→ **Exercise instructions**
Please report every line in the entries that contains the string "icon".

→ **Given records**

..........

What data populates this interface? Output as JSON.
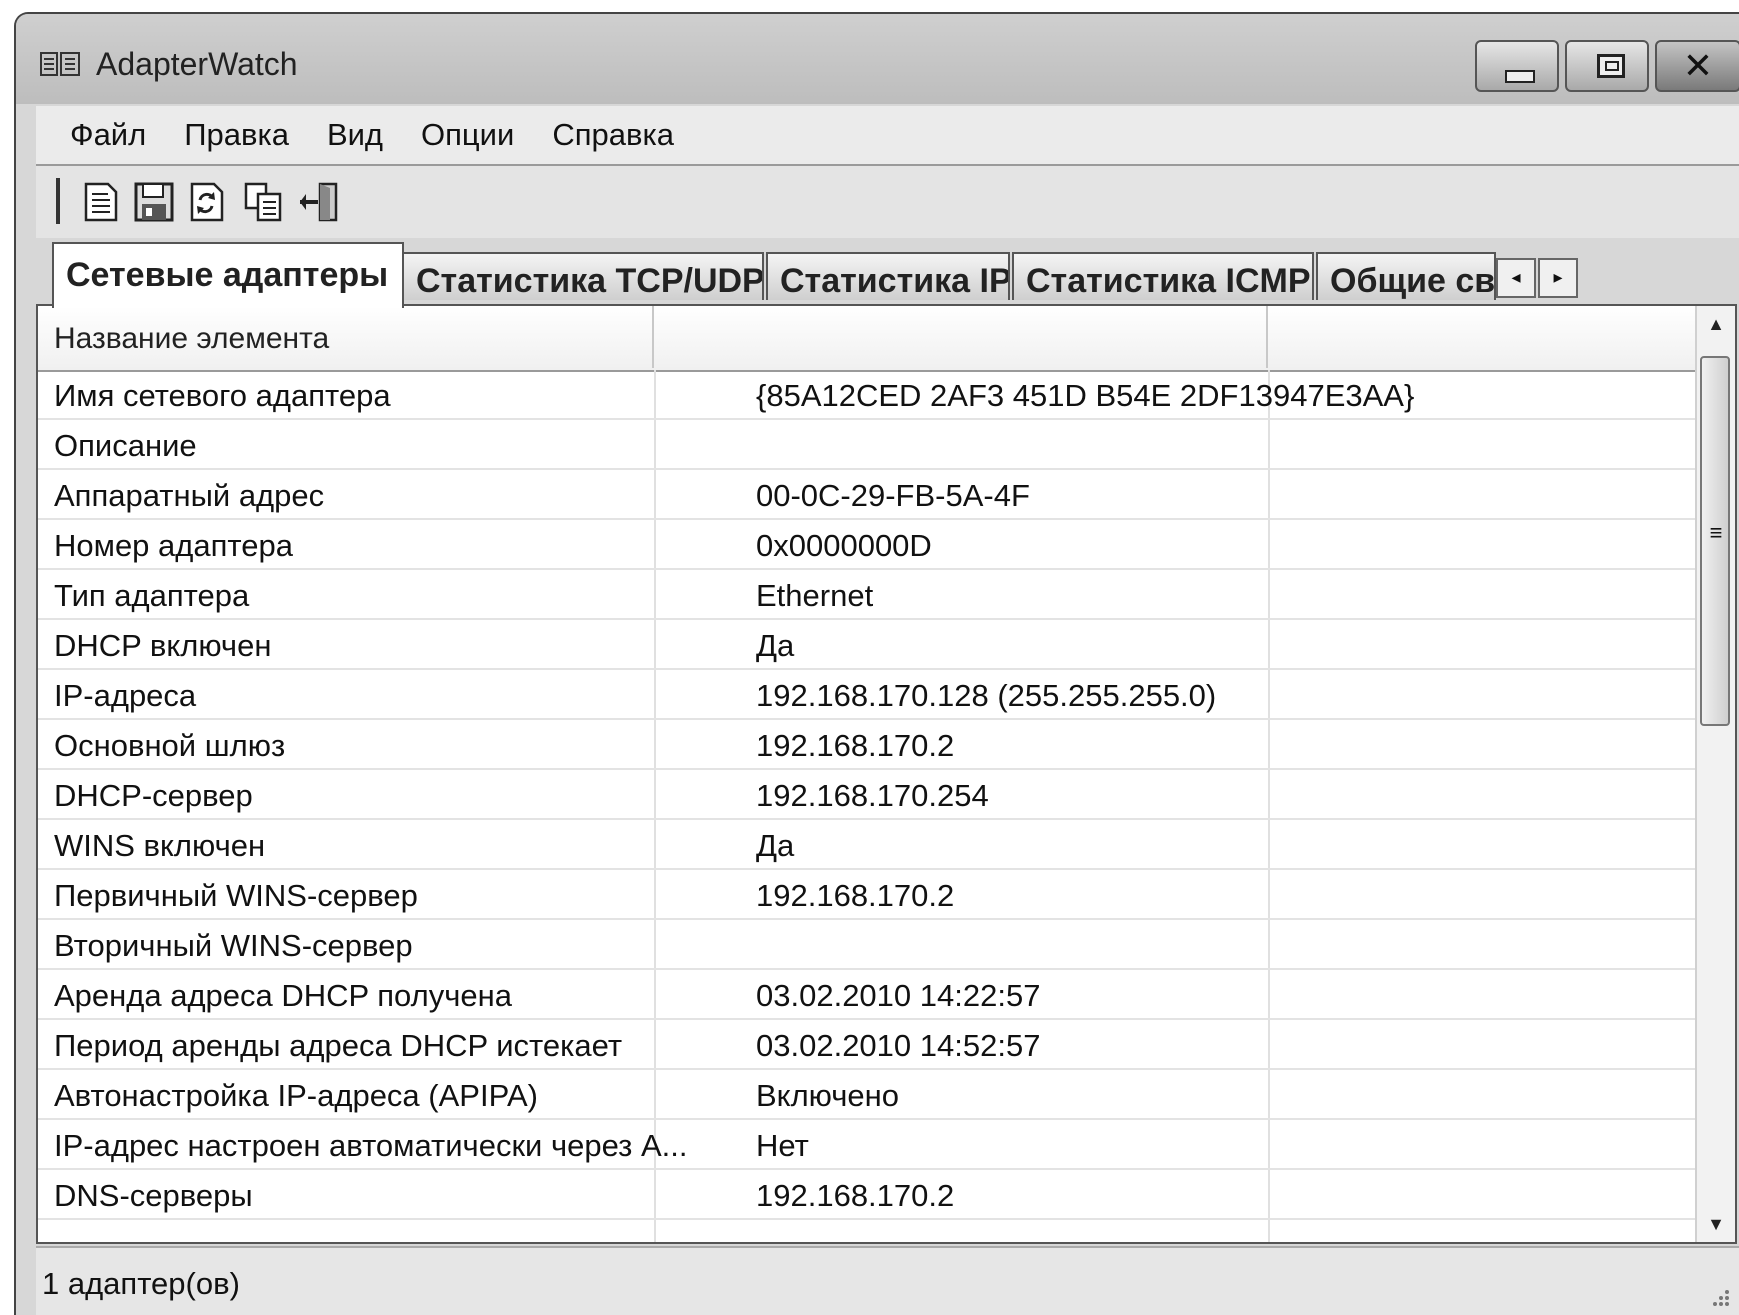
{
  "window": {
    "title": "AdapterWatch"
  },
  "menu": [
    "Файл",
    "Правка",
    "Вид",
    "Опции",
    "Справка"
  ],
  "toolbar": {
    "buttons": [
      "new-report-icon",
      "save-icon",
      "refresh-icon",
      "copy-icon",
      "exit-icon"
    ]
  },
  "tabs": [
    {
      "label": "Сетевые адаптеры",
      "active": true
    },
    {
      "label": "Статистика TCP/UDP",
      "active": false
    },
    {
      "label": "Статистика IP",
      "active": false
    },
    {
      "label": "Статистика ICMP",
      "active": false
    },
    {
      "label": "Общие св",
      "active": false
    }
  ],
  "list": {
    "header": "Название элемента",
    "rows": [
      {
        "name": "Имя сетевого адаптера",
        "value": "{85A12CED 2AF3 451D B54E 2DF13947E3AA}"
      },
      {
        "name": "Описание",
        "value": ""
      },
      {
        "name": "Аппаратный адрес",
        "value": "00-0C-29-FB-5A-4F"
      },
      {
        "name": "Номер адаптера",
        "value": "0x0000000D"
      },
      {
        "name": "Тип адаптера",
        "value": "Ethernet"
      },
      {
        "name": "DHCP включен",
        "value": "Да"
      },
      {
        "name": "IP-адреса",
        "value": "192.168.170.128 (255.255.255.0)"
      },
      {
        "name": "Основной шлюз",
        "value": "192.168.170.2"
      },
      {
        "name": "DHCP-сервер",
        "value": "192.168.170.254"
      },
      {
        "name": "WINS включен",
        "value": "Да"
      },
      {
        "name": "Первичный WINS-сервер",
        "value": "192.168.170.2"
      },
      {
        "name": "Вторичный WINS-сервер",
        "value": ""
      },
      {
        "name": "Аренда адреса DHCP получена",
        "value": "03.02.2010 14:22:57"
      },
      {
        "name": "Период аренды адреса DHCP истекает",
        "value": "03.02.2010 14:52:57"
      },
      {
        "name": "Автонастройка IP-адреса (APIPA)",
        "value": "Включено"
      },
      {
        "name": "IP-адрес настроен автоматически через А...",
        "value": "Нет"
      },
      {
        "name": "DNS-серверы",
        "value": "192.168.170.2"
      }
    ]
  },
  "status": {
    "text": "1 адаптер(ов)"
  }
}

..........

→ **Expected output**
      "new-report-icon",
      "save-icon",
      "refresh-icon",
      "copy-icon",
      "exit-icon"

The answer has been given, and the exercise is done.